TASK TO CARRY OUT –
Which lines of the data hold the word "Court"? Copy all of them.

EXERCISE INPUT –
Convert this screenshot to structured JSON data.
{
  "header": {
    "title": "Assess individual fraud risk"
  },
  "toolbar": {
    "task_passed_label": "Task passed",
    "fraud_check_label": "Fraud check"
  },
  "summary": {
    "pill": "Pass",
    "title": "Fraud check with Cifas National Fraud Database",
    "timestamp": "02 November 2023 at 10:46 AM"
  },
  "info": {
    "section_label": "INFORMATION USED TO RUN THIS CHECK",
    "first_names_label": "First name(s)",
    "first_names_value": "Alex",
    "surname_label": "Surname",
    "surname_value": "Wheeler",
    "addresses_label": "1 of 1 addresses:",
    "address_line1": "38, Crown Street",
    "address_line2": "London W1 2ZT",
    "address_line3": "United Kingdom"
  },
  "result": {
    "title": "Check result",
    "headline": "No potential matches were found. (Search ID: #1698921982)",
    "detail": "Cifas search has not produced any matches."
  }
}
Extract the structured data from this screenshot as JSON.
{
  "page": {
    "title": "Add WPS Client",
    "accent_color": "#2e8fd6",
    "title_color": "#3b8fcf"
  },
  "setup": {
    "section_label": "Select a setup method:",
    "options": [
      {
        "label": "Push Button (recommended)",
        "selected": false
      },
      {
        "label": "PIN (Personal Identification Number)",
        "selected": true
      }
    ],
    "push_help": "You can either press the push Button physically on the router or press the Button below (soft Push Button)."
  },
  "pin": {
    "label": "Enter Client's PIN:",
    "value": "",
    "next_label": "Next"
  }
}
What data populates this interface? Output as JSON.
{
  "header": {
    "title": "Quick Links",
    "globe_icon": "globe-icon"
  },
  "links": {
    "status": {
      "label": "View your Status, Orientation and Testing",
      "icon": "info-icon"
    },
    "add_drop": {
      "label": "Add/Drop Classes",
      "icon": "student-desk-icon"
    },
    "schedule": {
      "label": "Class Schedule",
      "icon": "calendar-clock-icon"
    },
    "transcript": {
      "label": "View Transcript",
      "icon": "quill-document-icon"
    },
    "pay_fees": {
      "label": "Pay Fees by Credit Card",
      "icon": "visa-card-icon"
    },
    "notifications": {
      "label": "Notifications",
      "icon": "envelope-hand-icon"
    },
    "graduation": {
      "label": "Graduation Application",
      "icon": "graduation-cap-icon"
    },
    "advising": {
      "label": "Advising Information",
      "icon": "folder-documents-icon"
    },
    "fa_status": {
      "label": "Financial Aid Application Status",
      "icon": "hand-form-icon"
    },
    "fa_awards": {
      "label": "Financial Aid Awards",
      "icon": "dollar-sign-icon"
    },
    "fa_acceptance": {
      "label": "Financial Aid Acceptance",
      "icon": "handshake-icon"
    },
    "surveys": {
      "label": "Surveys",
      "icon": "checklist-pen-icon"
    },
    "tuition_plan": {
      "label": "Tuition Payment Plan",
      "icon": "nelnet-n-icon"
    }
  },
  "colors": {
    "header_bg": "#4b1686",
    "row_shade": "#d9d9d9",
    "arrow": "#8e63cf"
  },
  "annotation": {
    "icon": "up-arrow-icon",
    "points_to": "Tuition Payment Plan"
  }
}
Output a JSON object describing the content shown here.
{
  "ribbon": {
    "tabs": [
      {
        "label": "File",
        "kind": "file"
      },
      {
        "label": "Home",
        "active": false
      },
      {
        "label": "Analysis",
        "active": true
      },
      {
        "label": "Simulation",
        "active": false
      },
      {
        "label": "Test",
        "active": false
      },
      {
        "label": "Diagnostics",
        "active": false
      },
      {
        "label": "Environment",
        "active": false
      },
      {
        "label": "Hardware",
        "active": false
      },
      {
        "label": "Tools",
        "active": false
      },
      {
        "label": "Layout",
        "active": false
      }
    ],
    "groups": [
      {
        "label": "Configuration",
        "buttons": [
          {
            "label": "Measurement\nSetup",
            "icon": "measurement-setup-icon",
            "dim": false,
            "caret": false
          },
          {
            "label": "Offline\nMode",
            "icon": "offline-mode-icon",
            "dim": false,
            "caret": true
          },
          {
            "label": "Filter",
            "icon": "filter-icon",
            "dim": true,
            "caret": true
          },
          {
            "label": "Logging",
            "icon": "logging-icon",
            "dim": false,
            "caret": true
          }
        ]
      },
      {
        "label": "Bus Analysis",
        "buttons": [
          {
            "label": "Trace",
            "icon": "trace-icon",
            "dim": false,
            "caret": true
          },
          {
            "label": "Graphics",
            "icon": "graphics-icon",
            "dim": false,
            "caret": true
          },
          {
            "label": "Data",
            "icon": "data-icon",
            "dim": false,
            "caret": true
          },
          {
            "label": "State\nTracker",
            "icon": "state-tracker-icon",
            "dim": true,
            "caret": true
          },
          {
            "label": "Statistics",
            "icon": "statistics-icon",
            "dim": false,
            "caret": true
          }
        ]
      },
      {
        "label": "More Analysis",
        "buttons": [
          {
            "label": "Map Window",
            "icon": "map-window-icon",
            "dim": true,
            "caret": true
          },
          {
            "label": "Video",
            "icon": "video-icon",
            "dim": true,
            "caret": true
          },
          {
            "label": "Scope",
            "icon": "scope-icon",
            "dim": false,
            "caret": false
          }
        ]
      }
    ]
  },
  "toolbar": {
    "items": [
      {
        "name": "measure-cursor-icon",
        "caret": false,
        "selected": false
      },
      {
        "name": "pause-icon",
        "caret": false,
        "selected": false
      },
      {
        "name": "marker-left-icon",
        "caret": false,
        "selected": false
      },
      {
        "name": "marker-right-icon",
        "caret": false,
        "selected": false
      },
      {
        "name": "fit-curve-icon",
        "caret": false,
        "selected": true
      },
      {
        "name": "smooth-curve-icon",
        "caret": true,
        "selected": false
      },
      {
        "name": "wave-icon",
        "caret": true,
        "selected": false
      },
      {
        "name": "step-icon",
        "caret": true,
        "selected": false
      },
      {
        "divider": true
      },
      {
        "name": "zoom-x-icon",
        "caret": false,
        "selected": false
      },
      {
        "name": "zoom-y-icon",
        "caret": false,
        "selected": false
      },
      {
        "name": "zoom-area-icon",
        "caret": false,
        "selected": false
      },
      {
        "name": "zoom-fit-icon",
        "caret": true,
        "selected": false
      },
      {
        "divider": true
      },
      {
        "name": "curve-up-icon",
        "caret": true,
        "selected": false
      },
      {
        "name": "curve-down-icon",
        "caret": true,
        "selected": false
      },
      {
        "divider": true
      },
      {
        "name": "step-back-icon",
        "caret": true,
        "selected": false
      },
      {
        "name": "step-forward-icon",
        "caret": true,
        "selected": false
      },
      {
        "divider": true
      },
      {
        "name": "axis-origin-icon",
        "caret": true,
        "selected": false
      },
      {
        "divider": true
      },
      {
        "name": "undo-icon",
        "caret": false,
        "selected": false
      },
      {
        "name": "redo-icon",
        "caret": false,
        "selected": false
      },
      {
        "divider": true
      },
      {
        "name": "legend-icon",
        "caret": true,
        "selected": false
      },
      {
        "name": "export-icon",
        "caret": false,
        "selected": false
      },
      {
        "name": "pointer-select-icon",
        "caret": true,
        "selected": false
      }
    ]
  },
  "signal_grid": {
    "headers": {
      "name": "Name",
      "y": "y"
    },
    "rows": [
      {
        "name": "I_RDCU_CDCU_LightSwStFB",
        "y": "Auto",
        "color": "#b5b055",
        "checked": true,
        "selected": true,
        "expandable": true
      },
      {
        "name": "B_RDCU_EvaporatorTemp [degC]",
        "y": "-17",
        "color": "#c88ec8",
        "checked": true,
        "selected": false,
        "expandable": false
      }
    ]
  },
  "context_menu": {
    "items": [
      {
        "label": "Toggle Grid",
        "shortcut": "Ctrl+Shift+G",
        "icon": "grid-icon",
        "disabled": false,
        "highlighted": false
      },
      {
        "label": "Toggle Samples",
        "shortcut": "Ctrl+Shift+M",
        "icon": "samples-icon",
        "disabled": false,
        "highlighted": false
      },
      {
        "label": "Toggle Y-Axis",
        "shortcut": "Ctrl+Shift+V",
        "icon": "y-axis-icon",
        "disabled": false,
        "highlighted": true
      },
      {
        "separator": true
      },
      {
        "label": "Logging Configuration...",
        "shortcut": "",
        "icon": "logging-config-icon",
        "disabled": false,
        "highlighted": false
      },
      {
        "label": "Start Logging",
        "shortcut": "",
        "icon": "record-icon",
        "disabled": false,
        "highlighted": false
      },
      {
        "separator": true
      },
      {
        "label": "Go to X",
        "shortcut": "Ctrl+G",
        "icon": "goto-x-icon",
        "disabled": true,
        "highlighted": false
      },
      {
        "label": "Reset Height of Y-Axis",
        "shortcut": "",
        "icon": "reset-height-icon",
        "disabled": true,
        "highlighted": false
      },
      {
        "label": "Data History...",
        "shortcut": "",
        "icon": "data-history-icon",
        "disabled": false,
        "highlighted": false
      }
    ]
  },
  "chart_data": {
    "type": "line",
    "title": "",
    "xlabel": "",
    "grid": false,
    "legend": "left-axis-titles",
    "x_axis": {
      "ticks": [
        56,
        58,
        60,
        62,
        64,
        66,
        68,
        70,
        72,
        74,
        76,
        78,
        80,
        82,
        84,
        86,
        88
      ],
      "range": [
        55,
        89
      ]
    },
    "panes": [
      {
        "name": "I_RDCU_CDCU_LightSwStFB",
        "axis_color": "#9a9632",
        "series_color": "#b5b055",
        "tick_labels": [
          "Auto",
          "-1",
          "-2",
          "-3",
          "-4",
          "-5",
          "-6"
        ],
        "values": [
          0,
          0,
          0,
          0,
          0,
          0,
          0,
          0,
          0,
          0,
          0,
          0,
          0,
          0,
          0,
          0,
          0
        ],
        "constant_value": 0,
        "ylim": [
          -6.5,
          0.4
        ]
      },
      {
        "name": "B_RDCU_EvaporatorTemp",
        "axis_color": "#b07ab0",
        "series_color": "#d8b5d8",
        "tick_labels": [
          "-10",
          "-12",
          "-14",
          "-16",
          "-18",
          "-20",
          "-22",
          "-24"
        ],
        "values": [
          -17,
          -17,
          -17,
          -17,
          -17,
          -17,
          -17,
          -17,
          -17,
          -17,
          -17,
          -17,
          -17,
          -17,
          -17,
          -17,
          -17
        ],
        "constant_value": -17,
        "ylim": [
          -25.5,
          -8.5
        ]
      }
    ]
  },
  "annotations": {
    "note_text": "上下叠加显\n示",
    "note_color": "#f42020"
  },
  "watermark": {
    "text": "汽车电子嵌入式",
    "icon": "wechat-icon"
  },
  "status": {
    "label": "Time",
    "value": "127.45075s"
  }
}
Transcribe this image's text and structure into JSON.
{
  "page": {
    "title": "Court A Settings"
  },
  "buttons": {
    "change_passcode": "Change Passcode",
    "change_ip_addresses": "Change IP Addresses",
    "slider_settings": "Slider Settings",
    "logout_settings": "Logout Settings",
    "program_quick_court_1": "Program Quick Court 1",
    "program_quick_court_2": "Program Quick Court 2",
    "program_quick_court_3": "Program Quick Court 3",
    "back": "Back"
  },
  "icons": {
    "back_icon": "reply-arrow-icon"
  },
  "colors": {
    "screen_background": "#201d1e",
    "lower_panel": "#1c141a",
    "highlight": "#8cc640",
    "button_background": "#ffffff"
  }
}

ANSWER TO THIS EXERCISE –
    "title": "Court A Settings"
    "program_quick_court_1": "Program Quick Court 1",
    "program_quick_court_2": "Program Quick Court 2",
    "program_quick_court_3": "Program Quick Court 3",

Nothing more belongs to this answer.